You don’t have to be big to hunt black holes. NASA’s telescope NuSTAR, which was due to take off from an island in the South Pacific on 13 June, is small enough, even including its launch rocket, to fit beneath the belly of an aircraft. Once in orbit, it will unfold to the length of a school bus.
The Nuclear Spectroscopic Telescope Array will be the first telescope to bring high-energy X-ray light into focus, letting astronomers map and study the extreme physics around black holes and the explosions of massive stars. Its images of these objects will be 10 times crisper and 100 times more sensitive than those of previous telescopes.

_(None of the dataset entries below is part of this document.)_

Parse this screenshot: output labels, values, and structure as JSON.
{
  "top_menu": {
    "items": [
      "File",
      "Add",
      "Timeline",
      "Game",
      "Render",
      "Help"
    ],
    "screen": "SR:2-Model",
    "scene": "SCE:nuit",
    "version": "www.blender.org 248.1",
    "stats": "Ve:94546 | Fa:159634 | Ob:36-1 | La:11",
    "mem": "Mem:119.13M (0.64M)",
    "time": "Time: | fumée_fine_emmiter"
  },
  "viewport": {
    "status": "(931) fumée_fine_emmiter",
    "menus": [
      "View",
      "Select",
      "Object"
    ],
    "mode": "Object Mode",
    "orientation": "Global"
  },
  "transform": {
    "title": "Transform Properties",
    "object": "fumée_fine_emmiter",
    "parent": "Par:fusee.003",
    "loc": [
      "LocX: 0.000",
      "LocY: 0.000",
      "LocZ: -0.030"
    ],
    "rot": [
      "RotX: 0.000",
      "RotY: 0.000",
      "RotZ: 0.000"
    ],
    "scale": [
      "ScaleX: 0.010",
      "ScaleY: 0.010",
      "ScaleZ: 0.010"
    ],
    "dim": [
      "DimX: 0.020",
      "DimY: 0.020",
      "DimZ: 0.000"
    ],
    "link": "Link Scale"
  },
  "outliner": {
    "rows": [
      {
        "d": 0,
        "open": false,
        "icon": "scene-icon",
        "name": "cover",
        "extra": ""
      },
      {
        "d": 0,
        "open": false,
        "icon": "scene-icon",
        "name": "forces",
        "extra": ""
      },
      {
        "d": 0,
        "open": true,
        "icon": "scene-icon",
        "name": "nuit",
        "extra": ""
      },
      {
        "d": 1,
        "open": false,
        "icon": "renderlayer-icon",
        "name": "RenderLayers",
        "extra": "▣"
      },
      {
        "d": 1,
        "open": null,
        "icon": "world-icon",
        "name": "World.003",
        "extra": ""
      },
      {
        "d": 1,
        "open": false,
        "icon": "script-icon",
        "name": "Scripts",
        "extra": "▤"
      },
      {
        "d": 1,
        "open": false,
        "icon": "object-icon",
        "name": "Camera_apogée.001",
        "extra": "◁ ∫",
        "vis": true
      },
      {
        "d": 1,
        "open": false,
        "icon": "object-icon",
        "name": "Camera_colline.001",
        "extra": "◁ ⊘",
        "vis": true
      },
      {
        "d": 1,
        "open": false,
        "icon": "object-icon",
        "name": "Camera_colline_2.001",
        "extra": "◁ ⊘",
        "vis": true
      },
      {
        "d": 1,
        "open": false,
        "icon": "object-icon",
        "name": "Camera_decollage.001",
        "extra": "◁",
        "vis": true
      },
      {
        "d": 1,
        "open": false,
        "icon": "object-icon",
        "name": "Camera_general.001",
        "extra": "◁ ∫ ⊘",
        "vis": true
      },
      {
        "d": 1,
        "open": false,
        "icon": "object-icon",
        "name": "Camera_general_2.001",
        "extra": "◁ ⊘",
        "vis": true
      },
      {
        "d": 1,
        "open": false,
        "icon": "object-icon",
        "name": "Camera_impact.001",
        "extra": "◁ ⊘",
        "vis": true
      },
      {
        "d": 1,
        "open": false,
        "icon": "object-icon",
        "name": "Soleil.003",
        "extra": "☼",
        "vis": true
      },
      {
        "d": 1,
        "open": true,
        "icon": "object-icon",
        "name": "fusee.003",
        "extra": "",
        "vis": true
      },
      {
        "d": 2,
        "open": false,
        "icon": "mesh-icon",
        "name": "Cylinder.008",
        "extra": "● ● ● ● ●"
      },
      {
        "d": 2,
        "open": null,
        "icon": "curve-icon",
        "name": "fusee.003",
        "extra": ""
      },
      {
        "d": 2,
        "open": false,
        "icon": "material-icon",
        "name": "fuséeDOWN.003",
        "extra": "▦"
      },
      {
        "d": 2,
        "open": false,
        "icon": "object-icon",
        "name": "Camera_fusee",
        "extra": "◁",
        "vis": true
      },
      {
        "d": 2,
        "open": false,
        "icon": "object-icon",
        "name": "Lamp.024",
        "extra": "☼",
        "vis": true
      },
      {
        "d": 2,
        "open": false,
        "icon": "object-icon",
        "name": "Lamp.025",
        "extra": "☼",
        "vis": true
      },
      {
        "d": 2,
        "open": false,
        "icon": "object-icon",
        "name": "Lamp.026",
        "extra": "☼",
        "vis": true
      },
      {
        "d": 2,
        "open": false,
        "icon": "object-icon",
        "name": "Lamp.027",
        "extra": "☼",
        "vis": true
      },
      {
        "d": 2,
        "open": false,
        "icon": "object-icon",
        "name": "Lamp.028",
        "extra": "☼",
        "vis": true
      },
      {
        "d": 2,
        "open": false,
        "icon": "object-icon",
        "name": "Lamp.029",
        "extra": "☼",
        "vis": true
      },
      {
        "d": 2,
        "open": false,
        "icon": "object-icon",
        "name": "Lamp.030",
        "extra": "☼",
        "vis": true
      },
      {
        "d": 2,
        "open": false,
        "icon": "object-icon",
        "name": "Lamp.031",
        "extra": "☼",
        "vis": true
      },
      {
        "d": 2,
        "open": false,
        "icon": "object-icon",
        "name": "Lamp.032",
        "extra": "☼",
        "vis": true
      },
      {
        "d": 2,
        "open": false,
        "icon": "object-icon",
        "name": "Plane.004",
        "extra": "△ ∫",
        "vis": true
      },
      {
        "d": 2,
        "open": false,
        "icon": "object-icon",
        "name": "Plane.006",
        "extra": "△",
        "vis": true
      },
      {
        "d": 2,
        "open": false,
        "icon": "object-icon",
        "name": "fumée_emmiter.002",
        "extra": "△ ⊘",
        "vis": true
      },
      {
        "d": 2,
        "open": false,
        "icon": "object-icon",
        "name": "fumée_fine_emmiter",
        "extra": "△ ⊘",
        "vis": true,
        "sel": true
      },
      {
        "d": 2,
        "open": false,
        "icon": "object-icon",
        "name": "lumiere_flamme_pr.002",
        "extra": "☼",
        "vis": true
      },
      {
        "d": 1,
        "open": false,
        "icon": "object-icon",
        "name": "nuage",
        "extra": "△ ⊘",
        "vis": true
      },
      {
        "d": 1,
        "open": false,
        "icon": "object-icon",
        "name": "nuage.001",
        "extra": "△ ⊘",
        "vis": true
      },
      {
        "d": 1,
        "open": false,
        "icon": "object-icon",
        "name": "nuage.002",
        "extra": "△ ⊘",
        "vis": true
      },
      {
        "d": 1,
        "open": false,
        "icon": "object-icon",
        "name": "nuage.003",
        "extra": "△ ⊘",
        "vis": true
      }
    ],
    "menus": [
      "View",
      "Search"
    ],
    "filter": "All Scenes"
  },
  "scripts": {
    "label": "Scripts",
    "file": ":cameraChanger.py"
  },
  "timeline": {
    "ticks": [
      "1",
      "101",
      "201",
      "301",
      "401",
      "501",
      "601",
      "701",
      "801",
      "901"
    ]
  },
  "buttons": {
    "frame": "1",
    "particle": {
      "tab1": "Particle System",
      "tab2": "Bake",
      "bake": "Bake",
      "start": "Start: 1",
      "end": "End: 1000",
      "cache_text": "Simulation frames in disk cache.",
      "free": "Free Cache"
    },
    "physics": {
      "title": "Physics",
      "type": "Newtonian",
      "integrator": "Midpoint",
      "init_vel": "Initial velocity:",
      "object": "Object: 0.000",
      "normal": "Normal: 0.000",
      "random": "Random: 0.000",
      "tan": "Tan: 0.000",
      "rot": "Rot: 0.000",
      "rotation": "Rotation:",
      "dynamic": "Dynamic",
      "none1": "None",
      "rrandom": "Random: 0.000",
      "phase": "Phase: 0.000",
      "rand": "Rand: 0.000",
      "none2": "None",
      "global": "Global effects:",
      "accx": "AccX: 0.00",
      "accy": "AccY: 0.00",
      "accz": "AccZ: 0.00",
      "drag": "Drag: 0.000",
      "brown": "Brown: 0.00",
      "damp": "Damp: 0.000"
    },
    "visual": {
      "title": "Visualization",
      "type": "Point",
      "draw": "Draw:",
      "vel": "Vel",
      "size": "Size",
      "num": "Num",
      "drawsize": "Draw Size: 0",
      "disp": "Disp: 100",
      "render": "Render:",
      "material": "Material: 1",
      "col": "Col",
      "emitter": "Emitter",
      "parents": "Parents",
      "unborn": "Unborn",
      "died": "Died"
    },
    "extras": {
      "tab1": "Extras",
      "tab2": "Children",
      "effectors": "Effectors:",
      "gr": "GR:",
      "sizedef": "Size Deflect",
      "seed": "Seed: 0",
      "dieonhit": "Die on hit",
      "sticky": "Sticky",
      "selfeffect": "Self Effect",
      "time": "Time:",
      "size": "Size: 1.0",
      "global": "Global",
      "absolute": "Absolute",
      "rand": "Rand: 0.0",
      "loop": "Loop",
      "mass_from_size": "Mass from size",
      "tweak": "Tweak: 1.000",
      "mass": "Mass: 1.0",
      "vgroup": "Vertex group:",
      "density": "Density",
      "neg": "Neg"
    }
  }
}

To make such sharp images, the telescope needs to focus X-rays with energies of up to 100 kiloelectronvolts â€“ 10 times more energetic than those sought by previous X-ray telescopes â€“ onto a small area. Visible light telescopes can manage this with a focusing lens relatively close to the eyepiece. But because the X-rays are so energetic, NuSTAR’s camera needs to be 10 metres away from the focusing lens.